Holiday tradition, since 2006 has involved driving from Boston, MA to Allentown, PA. The six hour drive was punctuated by all of the familiar landmarks and stops. It got to the point that from any given place along the route that I traveled, I knew approximately how long it would be until I got home, within ten minutes or so.
This year, that holiday tradition was (thankfully) broken, as I’ve moved back to the place I really call home. It felt weird not to set off Wednesday morning from the outskirts of Boston, pointed southwest, my car’s wheels coasting over the cold asphalt at 70mph. Thanksgiving this year was a mere hour drive, along curving back roads with high beams guiding my way.

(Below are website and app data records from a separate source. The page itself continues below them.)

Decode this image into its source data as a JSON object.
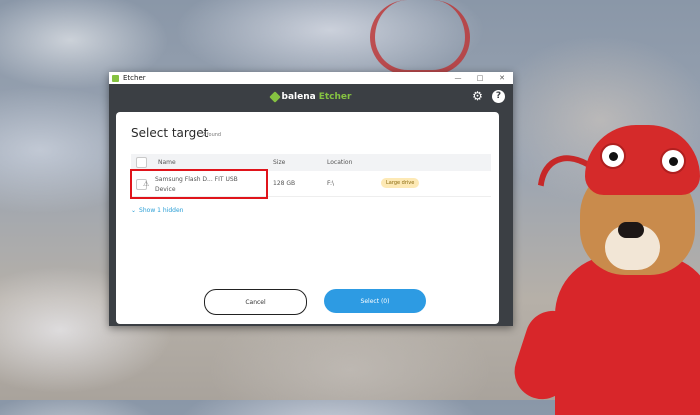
{
  "window": {
    "title": "Etcher",
    "minimize_glyph": "—",
    "maximize_glyph": "□",
    "close_glyph": "✕"
  },
  "header": {
    "brand_prefix": "balena",
    "brand_suffix": "Etcher",
    "settings_icon": "gear-icon",
    "help_icon": "question-icon",
    "help_glyph": "?"
  },
  "dialog": {
    "title": "Select target",
    "found_count": "2 found",
    "columns": {
      "name": "Name",
      "size": "Size",
      "location": "Location"
    },
    "drives": [
      {
        "name": "Samsung Flash D... FIT USB Device",
        "size": "128 GB",
        "location": "F:\\",
        "badge": "Large drive",
        "icon": "warning-icon"
      }
    ],
    "show_hidden_label": "Show 1 hidden",
    "cancel_label": "Cancel",
    "select_label": "Select (0)"
  },
  "colors": {
    "accent_blue": "#2d9be3",
    "brand_green": "#85c241",
    "highlight_red": "#e0141b",
    "badge_yellow": "#fde9b5"
  }
}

I found this one on my harddrive, along with some other ignored goodies, and I really like it. The repeating pastoral scene on the wallpaper border is something full of brilliance, given the landscape is punctuated with John Deere tractors. I took it on a trip to Lebanon, CT with A. Kilton and her polaroid in tow, for Easter dinner at her aunt’s house. That trip is yet another series of directions and sights and smells and experiences that composed a holiday tradition that became my own. It will be broken this year; after all, I moved home and back into traditions that were only ever partially mine to begin with.
Gymnasium/Auditorium at CW Rice Middle School. Northumberland PA.

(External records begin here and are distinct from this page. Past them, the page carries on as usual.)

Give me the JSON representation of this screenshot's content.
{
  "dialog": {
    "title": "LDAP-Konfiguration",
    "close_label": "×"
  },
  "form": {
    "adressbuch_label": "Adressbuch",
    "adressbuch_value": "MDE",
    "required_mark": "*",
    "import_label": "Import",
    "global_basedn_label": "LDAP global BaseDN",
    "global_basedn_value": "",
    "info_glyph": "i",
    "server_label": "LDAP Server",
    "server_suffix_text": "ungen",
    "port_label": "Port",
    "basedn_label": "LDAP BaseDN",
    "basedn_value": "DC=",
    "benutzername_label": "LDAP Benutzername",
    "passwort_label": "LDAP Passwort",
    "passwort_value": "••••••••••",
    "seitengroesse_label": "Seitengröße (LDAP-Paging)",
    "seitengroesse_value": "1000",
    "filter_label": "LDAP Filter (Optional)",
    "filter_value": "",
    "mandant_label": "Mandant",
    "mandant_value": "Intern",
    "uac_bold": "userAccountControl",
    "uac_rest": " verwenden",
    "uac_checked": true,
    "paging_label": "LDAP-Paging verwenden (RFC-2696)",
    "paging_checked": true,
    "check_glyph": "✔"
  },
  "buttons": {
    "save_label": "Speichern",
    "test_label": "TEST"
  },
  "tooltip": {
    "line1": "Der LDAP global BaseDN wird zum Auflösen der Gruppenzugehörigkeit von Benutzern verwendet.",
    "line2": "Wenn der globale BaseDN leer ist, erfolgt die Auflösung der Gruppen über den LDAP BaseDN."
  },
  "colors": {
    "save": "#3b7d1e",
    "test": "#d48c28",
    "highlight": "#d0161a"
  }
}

I can tell you how sneakers sounded on that gym floor, what the smell of the stage was under the lights. I could tell you stories about chipped front teeth, humiliating gym classes, and awkward middle school dances.
MassArt Metal Shop, March 5th. Boston MA.
I spent 2 hours last night at the forge. There is something ridiculously satisfying in heating up a piece of metal and banging the shit out of it to make an object. I spent an hour bent over a table with a TIG welding gun in one hand and filler wire in the other, running beads over 1/16″ pieces of steel. I didn’t really make anything interesting or nice to look at but I made metal stick together, I shaped steel into a spiral. Making photographic prints seemingly pales in comparison to bending steel, to moving a puddle of liquid metal along a seam to bond them. Perhaps because I haven’t made prints of my own photographs for a long time or perhaps because welding is a shitload of fun.
Since I’ve found I am not absolutely terrible at arc welding, I’ve been kicking around the idea of actually going to welding school and/or becoming an apprentice. I like the idea of being a highly skilled trade worker, of being in a union, of working with metal. I want to be able to walk away from a day of work, having made something, having a physical object to show that I did something that day. I am less confident in my art schooling and my skills in networking as a means to get a job or make money; I suspect the only reason I went was to learn how to think. I love to make photographs, I love to think and talk but as someone who comes from a working class background, it feels absurd to think that I can do something so rife with privilege, that requires the type of money that I doubt that I will ever see.
That said, I’ve been considering this the way I consider most things: doing lots of research and thinking. Excited by possibility, I launched into a week-long research project about welding, what you can do with it, where you can go to learn and so on and so forth. There is an organization out of Jamaica Plain, a neighborhood of Boston, called Women in the Building Trades. WIBT is an organization that is “devoted to helping women pursue careers in the skilled trades”. They have a introduction to the trades class for women and offer a pre-apprenticeship class that includes such things as math for construction, strength training and hands-on projects. In a similar vein, Tradeswomen Now and Tomorrow is a national coalition of tradeswomen’s organizations and advocates and is a fabulous resource. There is also a welding school in the Lehigh Valley, PA, Welder Training and Testing Institute where one can obtain welding skills and certificates.
What I am caught up on, what I trip over is of having a non-traditional career for a female. It’s daunting to think about being in a primarily male-dominated job place and all of the shit that comes along with that. I like the idea of not having to put on female-ness in the morning in the form of clothes and make up, of getting to wear boots and a hard hat. It is one part empowering and one part nerve wracking.
Sometimes, you let the photographs speak for themselves.